A Residential Street Scene, Kimberly Heights. Postcard. AC615. We’re over halfway there, folks! Here we are on community #34/52. And a few times throughout this series, we’ve taken the opportunity to teach you a little bit about how to most effectively use your time in the archives or navigate our public database, Presto, to do … Continue reading Historical House Hunting in Kimberly: 52 Weeks, 52 Communities
In our recent post "PART 2: A WHO’S WHO LIST OF PROMINENT BLACK ASHEVILLE BUSINESSMEN IN 1922" we were giving the story of Noah Murrough and said that he had joined the Maceo Volunteers, a company of “colored men under Capt. Thomas L. Leatherwood” that left Asheville in July 1898 for Cuba.

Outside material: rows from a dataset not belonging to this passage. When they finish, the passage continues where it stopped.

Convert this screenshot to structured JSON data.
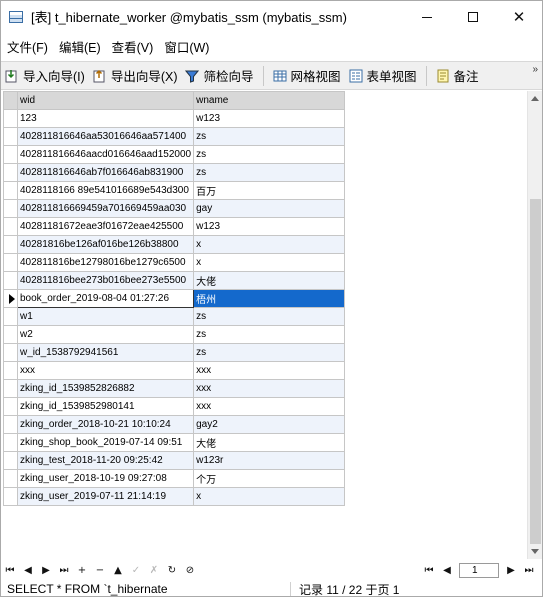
{
  "window": {
    "title": "[表] t_hibernate_worker @mybatis_ssm (mybatis_ssm)",
    "close_glyph": "✕"
  },
  "menu": [
    {
      "label": "文件(F)"
    },
    {
      "label": "编辑(E)"
    },
    {
      "label": "查看(V)"
    },
    {
      "label": "窗口(W)"
    }
  ],
  "toolbar": {
    "import_label": "导入向导(I)",
    "export_label": "导出向导(X)",
    "filter_label": "筛检向导",
    "grid_view_label": "网格视图",
    "form_view_label": "表单视图",
    "memo_label": "备注",
    "more_glyph": "»"
  },
  "grid": {
    "columns": [
      "wid",
      "wname"
    ],
    "rows": [
      [
        "123",
        "w123"
      ],
      [
        "402811816646aa53016646aa571400",
        "zs"
      ],
      [
        "402811816646aacd016646aad152000",
        "zs"
      ],
      [
        "402811816646ab7f016646ab831900",
        "zs"
      ],
      [
        "4028118166 89e541016689e543d300",
        "百万"
      ],
      [
        "402811816669459a701669459aa030",
        "gay"
      ],
      [
        "40281181672eae3f01672eae425500",
        "w123"
      ],
      [
        "40281816be126af016be126b38800",
        "x"
      ],
      [
        "402811816be12798016be1279c6500",
        "x"
      ],
      [
        "402811816bee273b016bee273e5500",
        "大佬"
      ],
      [
        "book_order_2019-08-04 01:27:26",
        "梧州"
      ],
      [
        "w1",
        "zs"
      ],
      [
        "w2",
        "zs"
      ],
      [
        "w_id_1538792941561",
        "zs"
      ],
      [
        "xxx",
        "xxx"
      ],
      [
        "zking_id_1539852826882",
        "xxx"
      ],
      [
        "zking_id_1539852980141",
        "xxx"
      ],
      [
        "zking_order_2018-10-21 10:10:24",
        "gay2"
      ],
      [
        "zking_shop_book_2019-07-14 09:51",
        "大佬"
      ],
      [
        "zking_test_2018-11-20 09:25:42",
        "w123r"
      ],
      [
        "zking_user_2018-10-19 09:27:08",
        "个万"
      ],
      [
        "zking_user_2019-07-11 21:14:19",
        "x"
      ]
    ],
    "current_row": 10
  },
  "navigator": {
    "buttons": [
      "⏮",
      "◀",
      "▶",
      "⏭",
      "+",
      "−",
      "▲",
      "✓",
      "✗",
      "↻",
      "⊘"
    ],
    "page_value": "1",
    "first_glyph": "⏮",
    "prev_glyph": "◀",
    "next_glyph": "▶",
    "last_glyph": "⏭"
  },
  "status": {
    "sql": "SELECT * FROM `t_hibernate",
    "record": "记录 11 / 22 于页 1"
  },
  "colors": {
    "selection": "#1469cc",
    "alt_row": "#eef3fb",
    "header": "#d8d8d8"
  }
}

It occured to me … Continue reading Did your African American Ancestor March From Asheville to Volunteer in the Spanish American War?
"View of the Mountains from a Villa in Kenilworth, Asheville, NC" Postcard Of all the communities on our list, one of the most photographed besides Downtown Asheville, may be Kenilworth. This Asheville Suburb in the southeast part of the city sprung onto the scene in the late 1910's and rose in popularity into the 1920's … Continue reading A Kenilworth Research Album: 52 Weeks, 52 Communities
Have you not gotten your copy of Hidden History of Asheville yet? If it's because you're prone to not go Downtown Asheville, we'll be at the Barnes & Noble at the Asheville Mall for a book signing Saturday August 17th, 2019 from 1:00 to 3:00.
Or . . ."How Well Do You Know Black Asheville History?" "Colored Race Prospers in Asheville as the Result of Attitude of White Citizens" was the title of an article published in an Asheville Citizen-Times on December 3, 1922. "While it would be difficult indeed to mention in a short article the numerous successful business … Continue reading Part 2: A Who’s Who List of Prominent Black Asheville Businessmen in 1922
“[Jupiter] received its name in about 1885 or 1888, by Old North McCLean (sic), he being the first post master. His theory for naming the settlement Jupiter was that it is of a very high altitude and from the post office you could gain a very plain view of the Jupiter star that rose in the north east. There was about three or four men present at the time… they agreed and it was called ‘Jupiter Post Office.’”
Or . . ."How Well Do You Know Black Asheville History?" "Colored Race Prospers in Asheville as the Result of Attitude of White Citizens" was the title of an article published in an Asheville Citizen-Times on December 3, 1922. "While it would be difficult indeed to mention in a short article the numerous successful business … Continue reading A Who’s Who List of Prominent Black Asheville Businessmen in 1922
If you live in Asheville, you’ve probably taken a drive through it many times. Say, you’re headed to the Beaver Lake Bird Sanctuary for a Sunday stroll after a brunch downtown. It is a section of Merrimon Avenue that begins descending in elevation starting somewhere about the time you reach Brookstone Church (formerly Merrimon Ave. … Continue reading Stumping for Suffrage in Jackson Park (Woolsey): 52 Weeks, 52 Communities
hominy: n. hulled Indian corn, coarsely ground or broken, used as a cereal and as a vegetable. OR Hominy: two townships in Buncombe County--Upper Hominy and Lower Hominy--are collectively referred to as Hominy Valley. Hominy Creek runs from the Haywood County line and meanders through the valley until it joins the French Broad River at … Continue reading Hommoney, Hominey, or Hominy? : 52 Weeks, 52 Communities